■ About this exercise ■
Set down every entry exactly as given. Pictures are to be left out.

Stored items from a collection
★ ★ ★ ★ ★

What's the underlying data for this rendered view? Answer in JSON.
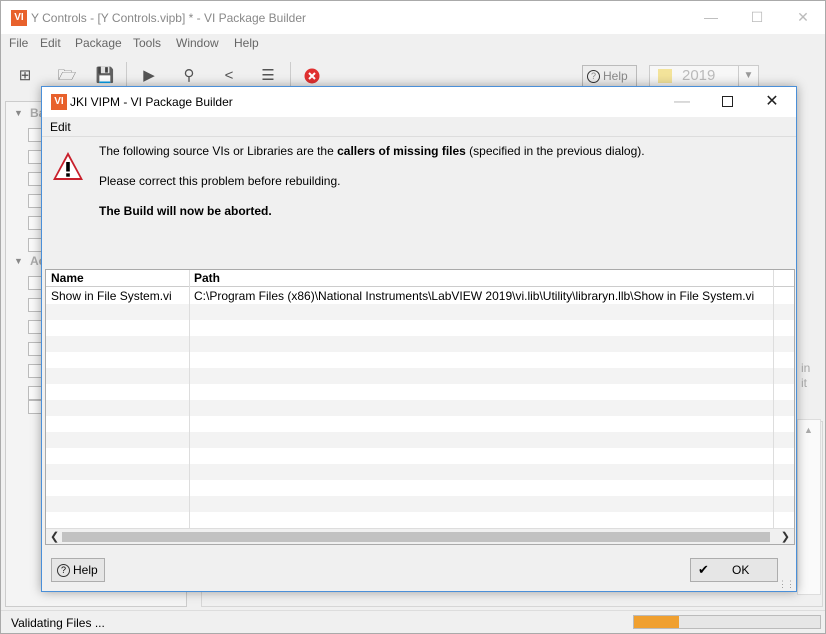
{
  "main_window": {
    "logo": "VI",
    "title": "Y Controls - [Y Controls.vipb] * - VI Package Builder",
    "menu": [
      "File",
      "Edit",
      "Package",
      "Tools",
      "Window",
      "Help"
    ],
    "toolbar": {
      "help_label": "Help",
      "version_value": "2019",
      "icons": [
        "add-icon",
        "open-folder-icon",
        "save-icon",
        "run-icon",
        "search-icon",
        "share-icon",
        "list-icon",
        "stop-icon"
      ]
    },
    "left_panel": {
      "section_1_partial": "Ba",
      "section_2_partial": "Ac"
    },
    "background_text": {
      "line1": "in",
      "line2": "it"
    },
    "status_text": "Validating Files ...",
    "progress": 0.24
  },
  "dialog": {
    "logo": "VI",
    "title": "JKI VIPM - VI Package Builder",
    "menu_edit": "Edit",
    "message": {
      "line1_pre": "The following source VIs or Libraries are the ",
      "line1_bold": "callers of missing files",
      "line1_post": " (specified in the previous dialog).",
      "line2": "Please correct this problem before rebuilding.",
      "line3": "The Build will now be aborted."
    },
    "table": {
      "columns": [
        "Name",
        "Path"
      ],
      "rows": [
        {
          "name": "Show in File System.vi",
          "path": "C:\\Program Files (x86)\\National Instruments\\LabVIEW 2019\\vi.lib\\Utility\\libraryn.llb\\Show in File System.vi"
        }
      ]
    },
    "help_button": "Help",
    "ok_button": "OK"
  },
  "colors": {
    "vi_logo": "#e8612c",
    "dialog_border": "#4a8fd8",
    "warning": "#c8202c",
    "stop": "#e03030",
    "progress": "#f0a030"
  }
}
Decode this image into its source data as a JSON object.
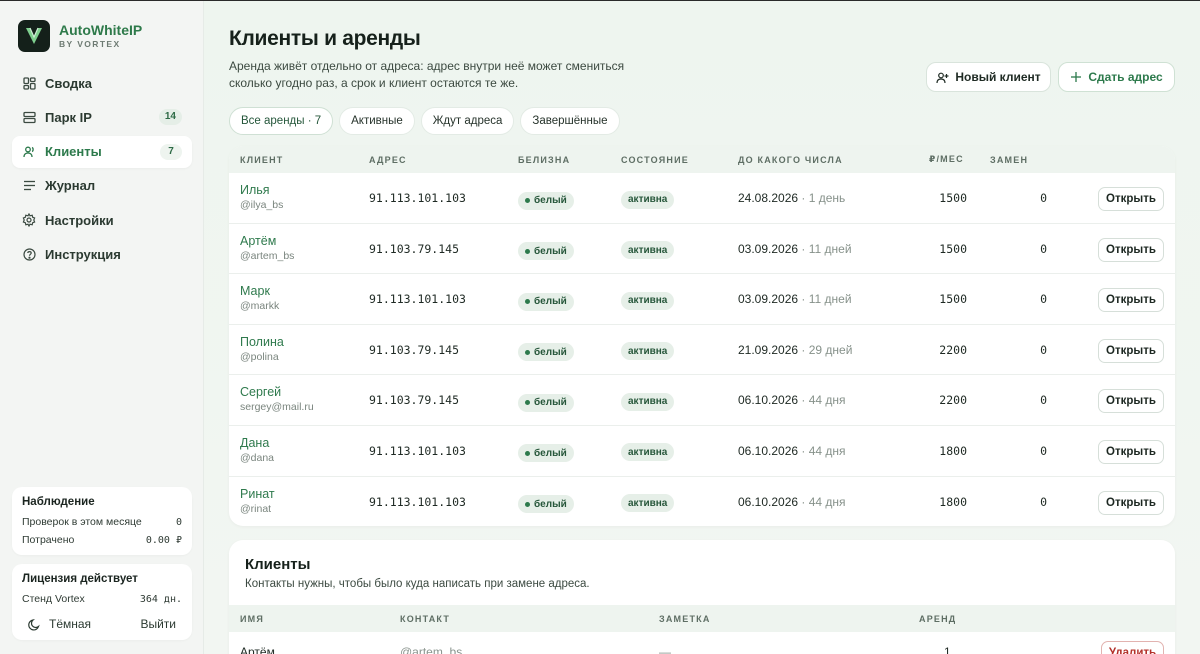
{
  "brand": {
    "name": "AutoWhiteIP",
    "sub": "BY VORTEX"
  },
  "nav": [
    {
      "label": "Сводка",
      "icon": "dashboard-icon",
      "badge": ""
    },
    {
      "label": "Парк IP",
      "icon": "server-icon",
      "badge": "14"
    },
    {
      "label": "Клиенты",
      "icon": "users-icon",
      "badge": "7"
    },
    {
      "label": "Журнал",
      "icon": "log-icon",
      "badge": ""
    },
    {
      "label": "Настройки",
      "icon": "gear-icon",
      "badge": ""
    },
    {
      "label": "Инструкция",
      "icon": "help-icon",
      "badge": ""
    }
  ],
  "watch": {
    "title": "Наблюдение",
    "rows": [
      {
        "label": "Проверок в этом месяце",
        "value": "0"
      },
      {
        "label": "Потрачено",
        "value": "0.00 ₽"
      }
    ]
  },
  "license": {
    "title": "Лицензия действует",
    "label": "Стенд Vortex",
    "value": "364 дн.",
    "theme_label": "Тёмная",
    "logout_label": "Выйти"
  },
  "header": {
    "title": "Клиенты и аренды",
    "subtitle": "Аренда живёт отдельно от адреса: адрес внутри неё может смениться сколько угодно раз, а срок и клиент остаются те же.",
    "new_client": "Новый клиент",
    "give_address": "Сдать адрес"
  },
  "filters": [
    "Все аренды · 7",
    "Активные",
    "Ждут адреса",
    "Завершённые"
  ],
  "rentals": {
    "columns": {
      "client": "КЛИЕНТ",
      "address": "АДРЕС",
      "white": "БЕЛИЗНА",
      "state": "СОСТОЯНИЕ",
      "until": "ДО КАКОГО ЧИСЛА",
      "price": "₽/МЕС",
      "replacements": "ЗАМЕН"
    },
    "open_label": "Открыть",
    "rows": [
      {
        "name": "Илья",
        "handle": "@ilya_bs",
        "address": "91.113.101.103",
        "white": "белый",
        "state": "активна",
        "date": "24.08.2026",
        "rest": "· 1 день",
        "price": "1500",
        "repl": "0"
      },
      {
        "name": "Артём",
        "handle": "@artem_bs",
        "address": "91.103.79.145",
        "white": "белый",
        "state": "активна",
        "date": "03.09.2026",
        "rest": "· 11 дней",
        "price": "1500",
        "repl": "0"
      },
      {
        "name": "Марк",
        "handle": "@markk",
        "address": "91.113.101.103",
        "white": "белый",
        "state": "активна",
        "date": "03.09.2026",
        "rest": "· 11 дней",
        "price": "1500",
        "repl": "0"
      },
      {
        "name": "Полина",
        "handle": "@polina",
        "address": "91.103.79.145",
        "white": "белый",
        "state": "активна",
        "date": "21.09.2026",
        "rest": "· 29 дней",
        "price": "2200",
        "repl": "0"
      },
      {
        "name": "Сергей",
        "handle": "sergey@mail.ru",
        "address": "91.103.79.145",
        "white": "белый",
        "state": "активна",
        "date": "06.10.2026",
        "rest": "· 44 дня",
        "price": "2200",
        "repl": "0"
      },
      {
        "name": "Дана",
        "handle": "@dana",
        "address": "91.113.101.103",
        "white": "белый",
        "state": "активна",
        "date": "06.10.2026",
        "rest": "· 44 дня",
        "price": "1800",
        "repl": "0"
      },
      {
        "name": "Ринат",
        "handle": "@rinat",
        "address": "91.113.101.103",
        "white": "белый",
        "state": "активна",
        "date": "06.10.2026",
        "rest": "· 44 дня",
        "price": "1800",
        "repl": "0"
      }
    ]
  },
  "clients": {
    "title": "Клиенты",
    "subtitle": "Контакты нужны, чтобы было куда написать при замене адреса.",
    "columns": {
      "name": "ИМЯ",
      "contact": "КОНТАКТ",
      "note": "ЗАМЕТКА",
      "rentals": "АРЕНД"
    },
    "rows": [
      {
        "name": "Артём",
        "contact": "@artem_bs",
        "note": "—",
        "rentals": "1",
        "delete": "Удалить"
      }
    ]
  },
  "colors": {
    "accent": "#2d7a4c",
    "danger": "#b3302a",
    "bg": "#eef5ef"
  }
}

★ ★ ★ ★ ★

■ Result of the task ■
What's the underlying data for this rendered view? Answer in JSON.
{
  "main_window": {
    "logo": "VI",
    "title": "Y Controls - [Y Controls.vipb] * - VI Package Builder",
    "menu": [
      "File",
      "Edit",
      "Package",
      "Tools",
      "Window",
      "Help"
    ],
    "toolbar": {
      "help_label": "Help",
      "version_value": "2019",
      "icons": [
        "add-icon",
        "open-folder-icon",
        "save-icon",
        "run-icon",
        "search-icon",
        "share-icon",
        "list-icon",
        "stop-icon"
      ]
    },
    "left_panel": {
      "section_1_partial": "Ba",
      "section_2_partial": "Ac"
    },
    "background_text": {
      "line1": "in",
      "line2": "it"
    },
    "status_text": "Validating Files ...",
    "progress": 0.24
  },
  "dialog": {
    "logo": "VI",
    "title": "JKI VIPM - VI Package Builder",
    "menu_edit": "Edit",
    "message": {
      "line1_pre": "The following source VIs or Libraries are the ",
      "line1_bold": "callers of missing files",
      "line1_post": " (specified in the previous dialog).",
      "line2": "Please correct this problem before rebuilding.",
      "line3": "The Build will now be aborted."
    },
    "table": {
      "columns": [
        "Name",
        "Path"
      ],
      "rows": [
        {
          "name": "Show in File System.vi",
          "path": "C:\\Program Files (x86)\\National Instruments\\LabVIEW 2019\\vi.lib\\Utility\\libraryn.llb\\Show in File System.vi"
        }
      ]
    },
    "help_button": "Help",
    "ok_button": "OK"
  },
  "colors": {
    "vi_logo": "#e8612c",
    "dialog_border": "#4a8fd8",
    "warning": "#c8202c",
    "stop": "#e03030",
    "progress": "#f0a030"
  }
}
Decode this image into its source data as a JSON object.
{
  "brand": {
    "name": "AutoWhiteIP",
    "sub": "BY VORTEX"
  },
  "nav": [
    {
      "label": "Сводка",
      "icon": "dashboard-icon",
      "badge": ""
    },
    {
      "label": "Парк IP",
      "icon": "server-icon",
      "badge": "14"
    },
    {
      "label": "Клиенты",
      "icon": "users-icon",
      "badge": "7"
    },
    {
      "label": "Журнал",
      "icon": "log-icon",
      "badge": ""
    },
    {
      "label": "Настройки",
      "icon": "gear-icon",
      "badge": ""
    },
    {
      "label": "Инструкция",
      "icon": "help-icon",
      "badge": ""
    }
  ],
  "watch": {
    "title": "Наблюдение",
    "rows": [
      {
        "label": "Проверок в этом месяце",
        "value": "0"
      },
      {
        "label": "Потрачено",
        "value": "0.00 ₽"
      }
    ]
  },
  "license": {
    "title": "Лицензия действует",
    "label": "Стенд Vortex",
    "value": "364 дн.",
    "theme_label": "Тёмная",
    "logout_label": "Выйти"
  },
  "header": {
    "title": "Клиенты и аренды",
    "subtitle": "Аренда живёт отдельно от адреса: адрес внутри неё может смениться сколько угодно раз, а срок и клиент остаются те же.",
    "new_client": "Новый клиент",
    "give_address": "Сдать адрес"
  },
  "filters": [
    "Все аренды · 7",
    "Активные",
    "Ждут адреса",
    "Завершённые"
  ],
  "rentals": {
    "columns": {
      "client": "КЛИЕНТ",
      "address": "АДРЕС",
      "white": "БЕЛИЗНА",
      "state": "СОСТОЯНИЕ",
      "until": "ДО КАКОГО ЧИСЛА",
      "price": "₽/МЕС",
      "replacements": "ЗАМЕН"
    },
    "open_label": "Открыть",
    "rows": [
      {
        "name": "Илья",
        "handle": "@ilya_bs",
        "address": "91.113.101.103",
        "white": "белый",
        "state": "активна",
        "date": "24.08.2026",
        "rest": "· 1 день",
        "price": "1500",
        "repl": "0"
      },
      {
        "name": "Артём",
        "handle": "@artem_bs",
        "address": "91.103.79.145",
        "white": "белый",
        "state": "активна",
        "date": "03.09.2026",
        "rest": "· 11 дней",
        "price": "1500",
        "repl": "0"
      },
      {
        "name": "Марк",
        "handle": "@markk",
        "address": "91.113.101.103",
        "white": "белый",
        "state": "активна",
        "date": "03.09.2026",
        "rest": "· 11 дней",
        "price": "1500",
        "repl": "0"
      },
      {
        "name": "Полина",
        "handle": "@polina",
        "address": "91.103.79.145",
        "white": "белый",
        "state": "активна",
        "date": "21.09.2026",
        "rest": "· 29 дней",
        "price": "2200",
        "repl": "0"
      },
      {
        "name": "Сергей",
        "handle": "sergey@mail.ru",
        "address": "91.103.79.145",
        "white": "белый",
        "state": "активна",
        "date": "06.10.2026",
        "rest": "· 44 дня",
        "price": "2200",
        "repl": "0"
      },
      {
        "name": "Дана",
        "handle": "@dana",
        "address": "91.113.101.103",
        "white": "белый",
        "state": "активна",
        "date": "06.10.2026",
        "rest": "· 44 дня",
        "price": "1800",
        "repl": "0"
      },
      {
        "name": "Ринат",
        "handle": "@rinat",
        "address": "91.113.101.103",
        "white": "белый",
        "state": "активна",
        "date": "06.10.2026",
        "rest": "· 44 дня",
        "price": "1800",
        "repl": "0"
      }
    ]
  },
  "clients": {
    "title": "Клиенты",
    "subtitle": "Контакты нужны, чтобы было куда написать при замене адреса.",
    "columns": {
      "name": "ИМЯ",
      "contact": "КОНТАКТ",
      "note": "ЗАМЕТКА",
      "rentals": "АРЕНД"
    },
    "rows": [
      {
        "name": "Артём",
        "contact": "@artem_bs",
        "note": "—",
        "rentals": "1",
        "delete": "Удалить"
      }
    ]
  },
  "colors": {
    "accent": "#2d7a4c",
    "danger": "#b3302a",
    "bg": "#eef5ef"
  }
}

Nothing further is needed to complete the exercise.